There were many other fascinating pieces of information from this study. Bear in mind that this is not original research in the sense that the research team asked men these questions, as all they were doing was correlating other research published over a period of sixty years or so. But this does not detract from the interest in seeing how men perceive the penis!

For example, one of the studies revealed that just over sixty percent of men who complained they had a small penis said their anxiety about penis size had begun during childhood comparisons. Another thirty seven percent said that seeing porn in their teenage years was the root of their sense of sexual inadequacy. A yeast infection may have a similar effect.

One famous finding of the work by Kinsey in the 1940s suggested that gay men had on average larger organs than straight men. (This remains unproven.) However, it probably has something to do with the fact that the gay subculture has always regarded penis size rather than sexual stamina as a totem of masculinity and male sexuality.

These days, there is still some truth in this statement, although we would tend to regard sexual performance as being incredibly important to most men. This can be measured in terms of staying power, sexual stamina, or knowing how to last longer in bed.
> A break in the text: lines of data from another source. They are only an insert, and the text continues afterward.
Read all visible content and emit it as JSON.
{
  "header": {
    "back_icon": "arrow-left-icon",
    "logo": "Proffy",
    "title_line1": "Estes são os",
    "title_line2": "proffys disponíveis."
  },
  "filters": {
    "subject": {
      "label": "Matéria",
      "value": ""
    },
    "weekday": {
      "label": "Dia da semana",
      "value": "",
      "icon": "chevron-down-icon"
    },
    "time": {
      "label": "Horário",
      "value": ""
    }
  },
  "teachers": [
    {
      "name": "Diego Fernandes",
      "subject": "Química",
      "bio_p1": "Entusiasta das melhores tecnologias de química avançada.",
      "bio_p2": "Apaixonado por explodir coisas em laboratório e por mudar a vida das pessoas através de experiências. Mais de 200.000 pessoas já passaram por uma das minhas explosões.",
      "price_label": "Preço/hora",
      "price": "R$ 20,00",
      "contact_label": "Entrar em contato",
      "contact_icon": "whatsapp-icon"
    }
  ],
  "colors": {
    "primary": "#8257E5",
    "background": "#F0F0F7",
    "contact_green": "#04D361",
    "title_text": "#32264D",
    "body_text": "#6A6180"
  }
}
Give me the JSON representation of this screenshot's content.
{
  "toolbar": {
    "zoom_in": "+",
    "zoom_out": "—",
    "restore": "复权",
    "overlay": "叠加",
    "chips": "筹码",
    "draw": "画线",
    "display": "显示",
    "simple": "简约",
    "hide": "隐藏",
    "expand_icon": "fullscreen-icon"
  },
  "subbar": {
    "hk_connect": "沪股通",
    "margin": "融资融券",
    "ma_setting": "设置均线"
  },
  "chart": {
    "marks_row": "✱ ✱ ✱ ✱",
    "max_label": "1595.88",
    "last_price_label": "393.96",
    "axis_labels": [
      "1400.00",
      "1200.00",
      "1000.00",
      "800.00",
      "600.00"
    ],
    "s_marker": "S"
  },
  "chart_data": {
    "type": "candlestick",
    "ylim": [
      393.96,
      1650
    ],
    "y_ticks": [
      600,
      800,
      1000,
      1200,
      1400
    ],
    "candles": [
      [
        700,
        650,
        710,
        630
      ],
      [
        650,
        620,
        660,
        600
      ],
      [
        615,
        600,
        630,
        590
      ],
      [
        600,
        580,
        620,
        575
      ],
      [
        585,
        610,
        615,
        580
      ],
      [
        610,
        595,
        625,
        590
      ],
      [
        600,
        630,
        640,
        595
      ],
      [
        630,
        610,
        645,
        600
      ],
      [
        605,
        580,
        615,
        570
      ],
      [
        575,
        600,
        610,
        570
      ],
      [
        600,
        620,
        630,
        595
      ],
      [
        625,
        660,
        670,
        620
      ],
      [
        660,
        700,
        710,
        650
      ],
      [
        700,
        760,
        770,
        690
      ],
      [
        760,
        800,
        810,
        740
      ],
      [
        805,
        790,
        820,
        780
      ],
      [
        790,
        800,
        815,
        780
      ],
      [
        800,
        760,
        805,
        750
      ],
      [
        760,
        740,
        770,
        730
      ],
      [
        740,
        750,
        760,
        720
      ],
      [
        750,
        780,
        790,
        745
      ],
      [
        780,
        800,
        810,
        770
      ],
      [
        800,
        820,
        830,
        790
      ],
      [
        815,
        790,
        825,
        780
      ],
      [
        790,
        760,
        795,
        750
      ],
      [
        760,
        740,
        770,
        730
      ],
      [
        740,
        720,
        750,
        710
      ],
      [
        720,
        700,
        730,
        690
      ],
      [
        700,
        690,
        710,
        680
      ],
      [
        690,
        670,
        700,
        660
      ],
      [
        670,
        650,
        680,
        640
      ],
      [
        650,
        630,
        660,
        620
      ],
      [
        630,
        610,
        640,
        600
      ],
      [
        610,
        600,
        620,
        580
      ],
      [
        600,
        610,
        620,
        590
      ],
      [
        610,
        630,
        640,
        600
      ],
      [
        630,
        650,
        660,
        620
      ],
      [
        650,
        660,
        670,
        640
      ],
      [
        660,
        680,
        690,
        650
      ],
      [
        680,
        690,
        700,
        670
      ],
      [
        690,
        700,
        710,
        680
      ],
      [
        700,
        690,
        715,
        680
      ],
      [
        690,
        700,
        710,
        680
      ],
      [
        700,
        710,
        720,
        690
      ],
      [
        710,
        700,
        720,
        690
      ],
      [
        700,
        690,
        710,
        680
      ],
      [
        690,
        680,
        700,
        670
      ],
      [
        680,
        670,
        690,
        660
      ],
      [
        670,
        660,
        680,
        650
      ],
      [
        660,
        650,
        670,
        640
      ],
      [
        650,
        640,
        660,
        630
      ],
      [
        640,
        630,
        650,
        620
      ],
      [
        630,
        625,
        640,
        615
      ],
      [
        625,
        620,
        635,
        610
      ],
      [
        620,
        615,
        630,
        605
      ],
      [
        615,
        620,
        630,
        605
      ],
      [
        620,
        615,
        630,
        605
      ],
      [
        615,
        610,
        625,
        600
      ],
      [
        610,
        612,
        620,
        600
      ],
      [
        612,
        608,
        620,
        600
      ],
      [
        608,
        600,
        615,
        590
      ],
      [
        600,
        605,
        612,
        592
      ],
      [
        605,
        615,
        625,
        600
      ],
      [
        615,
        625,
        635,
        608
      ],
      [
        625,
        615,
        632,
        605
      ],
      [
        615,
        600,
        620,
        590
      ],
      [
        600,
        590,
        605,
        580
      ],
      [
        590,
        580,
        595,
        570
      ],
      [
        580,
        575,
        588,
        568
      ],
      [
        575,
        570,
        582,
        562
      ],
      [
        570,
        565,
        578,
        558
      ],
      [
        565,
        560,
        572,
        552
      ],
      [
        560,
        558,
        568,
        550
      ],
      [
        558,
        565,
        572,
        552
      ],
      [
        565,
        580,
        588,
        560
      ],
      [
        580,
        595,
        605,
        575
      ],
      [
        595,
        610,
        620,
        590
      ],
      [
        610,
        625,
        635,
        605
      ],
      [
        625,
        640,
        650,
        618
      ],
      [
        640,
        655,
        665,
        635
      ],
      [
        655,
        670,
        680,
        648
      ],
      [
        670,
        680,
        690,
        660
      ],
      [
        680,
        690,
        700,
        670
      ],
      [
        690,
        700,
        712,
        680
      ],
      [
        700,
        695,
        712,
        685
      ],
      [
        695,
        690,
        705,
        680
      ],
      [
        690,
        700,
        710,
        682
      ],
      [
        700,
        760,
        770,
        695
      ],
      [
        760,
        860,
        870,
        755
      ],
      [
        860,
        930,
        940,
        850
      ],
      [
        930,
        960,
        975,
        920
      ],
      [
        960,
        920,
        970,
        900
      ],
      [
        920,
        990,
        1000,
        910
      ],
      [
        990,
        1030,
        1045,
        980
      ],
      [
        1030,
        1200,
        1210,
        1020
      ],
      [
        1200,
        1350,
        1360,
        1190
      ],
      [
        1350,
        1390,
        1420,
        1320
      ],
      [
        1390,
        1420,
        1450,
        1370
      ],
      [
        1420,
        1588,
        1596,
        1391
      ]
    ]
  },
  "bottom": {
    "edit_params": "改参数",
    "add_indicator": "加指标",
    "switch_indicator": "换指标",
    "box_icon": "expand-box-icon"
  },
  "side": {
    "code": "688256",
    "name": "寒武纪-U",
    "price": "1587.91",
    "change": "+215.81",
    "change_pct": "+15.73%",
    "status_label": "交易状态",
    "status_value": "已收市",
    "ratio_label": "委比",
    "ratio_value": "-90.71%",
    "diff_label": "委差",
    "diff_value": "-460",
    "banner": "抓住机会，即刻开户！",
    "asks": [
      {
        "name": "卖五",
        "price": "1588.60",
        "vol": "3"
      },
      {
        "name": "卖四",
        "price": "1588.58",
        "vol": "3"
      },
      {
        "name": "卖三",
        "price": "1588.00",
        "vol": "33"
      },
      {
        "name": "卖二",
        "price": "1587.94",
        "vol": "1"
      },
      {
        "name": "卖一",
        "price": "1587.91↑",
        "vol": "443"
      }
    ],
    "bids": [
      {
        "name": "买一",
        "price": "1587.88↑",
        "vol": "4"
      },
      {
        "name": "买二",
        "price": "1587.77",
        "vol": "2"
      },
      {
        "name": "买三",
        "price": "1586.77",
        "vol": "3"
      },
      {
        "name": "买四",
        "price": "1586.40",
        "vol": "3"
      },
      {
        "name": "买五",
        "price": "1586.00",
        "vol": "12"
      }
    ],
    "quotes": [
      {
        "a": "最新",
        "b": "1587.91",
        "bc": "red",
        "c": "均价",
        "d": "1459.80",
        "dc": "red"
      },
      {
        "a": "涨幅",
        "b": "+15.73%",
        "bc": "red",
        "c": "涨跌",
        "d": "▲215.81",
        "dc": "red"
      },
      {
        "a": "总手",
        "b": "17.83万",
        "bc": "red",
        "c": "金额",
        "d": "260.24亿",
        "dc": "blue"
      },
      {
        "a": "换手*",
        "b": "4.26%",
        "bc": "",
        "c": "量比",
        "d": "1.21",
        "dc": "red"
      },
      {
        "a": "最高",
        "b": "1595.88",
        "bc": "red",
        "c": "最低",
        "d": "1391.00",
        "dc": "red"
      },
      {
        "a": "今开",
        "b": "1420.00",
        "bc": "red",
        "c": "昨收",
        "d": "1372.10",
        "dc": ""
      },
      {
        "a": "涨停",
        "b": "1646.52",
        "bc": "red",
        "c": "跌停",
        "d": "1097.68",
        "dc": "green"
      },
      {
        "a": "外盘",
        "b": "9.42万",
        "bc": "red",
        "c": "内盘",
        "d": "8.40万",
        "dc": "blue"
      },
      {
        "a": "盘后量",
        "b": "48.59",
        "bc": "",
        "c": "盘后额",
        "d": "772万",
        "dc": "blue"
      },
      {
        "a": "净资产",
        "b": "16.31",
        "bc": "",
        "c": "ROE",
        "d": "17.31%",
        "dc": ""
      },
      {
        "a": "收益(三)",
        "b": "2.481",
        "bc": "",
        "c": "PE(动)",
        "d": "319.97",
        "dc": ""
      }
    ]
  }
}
And what of the famous idea that the penis shrinks as a man gets older? Well, Wylie and Eardley could not find any differences when they looked at studies of older men, although common sense suggests that decreasing levels of male hormone, less sexual activity, and an increase in body fat must have some impact on the apparent or real size of the penis.

This work didn't show whether different races have different sized penises, and this too remains unproven.

Penis enlargement is a big area for scammers, tricksters and hucksters, and this study appeared to back up the suspicion that many of us feel towards the idea of penis enlargement, at least in some cases: the effectiveness of vacuum devices, penile extenders and traction devices remains unproven in every case. However, it's possible that men may gain some reassurance from them.

As for enlargement surgery, the results are poorly documented and significant side-effects all too common. complications can ensue.

Dr Wylie observes that men often worry about the size of their penis, and these are real concerns which should not be dismissed as this can make the emotional state of the man in question even worse. The answer, in most cases, lies in providing accurate information about penis size, and correcting any wrong impressions which men may have picked up.

As Wylie observes, for the doctor who faces a man convinced that his penis is abnormally small or inadequately small, there are a number of treatment options. Education and self-awareness come first, followed by short-term therapy. However, penile extenders and surgery are neither effective nor satisfying in their effect to the man concerned.